I know the word “violently” is off-putting to some, so feel free to substitute “passionately,” “aggressively,” or even “haphazardly” in your mind instead.
A similar quote you might like is, “Imperfect action is better than perfect inaction.” I still prefer General Patton’s, though, because I never see myself as being in a state of inaction.
I can easily convince myself that all my mental plotting and planning is actually taking action, when it’s really not. But I can never convince myself that all the gears turning in my head are anything close to actually “executing a plan,” so General Patton gets my butt in gear — in keeping with his well-deserved reputation.
It’s often better to be first and mediocre than second and superior. Remember videotapes? Beta was smaller with better picture-quality, but VHS was there first and won the battle.
Software developers have coined the term MVP, which stands for “Minimum Viable Product.” It goes like this:
Here’s the basic problem we’re solving. Let’s not worry about all the bells and whistles and additional features right now. Let’s get a minimal viable product out there as quickly as possible, so we gain market share quickly before someone else comes along and becomes the de facto standard.
Besides, once it’s in the hands of the users, features we thought were important might not interest them at all. Plus, they’ll provide us with feedback for features that are important to them that we never even considered.
Good enough is good enough! Let’s just get something out there to see if we’re even on the right track. We can always polish it up and add some features in version 2.0.
Stop procrastinating and get on with it!
One of my favorite book titles is Ready, Fire, Aim by Michael Masterson.

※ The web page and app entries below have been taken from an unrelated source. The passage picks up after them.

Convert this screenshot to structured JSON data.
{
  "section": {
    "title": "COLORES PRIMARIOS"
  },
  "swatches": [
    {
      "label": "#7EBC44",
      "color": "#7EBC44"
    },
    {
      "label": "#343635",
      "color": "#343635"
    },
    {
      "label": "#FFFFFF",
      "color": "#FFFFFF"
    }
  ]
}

His assertion is that most people think of making a decision — “pulling the trigger” on a decision — as if they were shooting a bullet out of a gun. Once it’s gone, there’s nothing you can do to alter its course. So you better take your time and make absolutely sure you’re doing the right thing before you pull the trigger, because there’s no turning back.
In reality, he points out, most decisions are more like launching a guided missile. Once the missile is the air, it must make many adjustments along the way in order to zero in on its intended target (or goal). The most important thing is that you go ahead and fire the missile. Only then will you be able to make the inevitable course corrections.
There’s no sense in leaving the missile sitting on the launching pad while you go over and over (and over) your initial settings. The fact is, you’re guaranteed to make thousands of adjustments along the way.
So what are you waiting for? Ready, Fire, Aim!
A good plan, violently executed now, is better than a perfect plan next week.– Gen. George S. Patton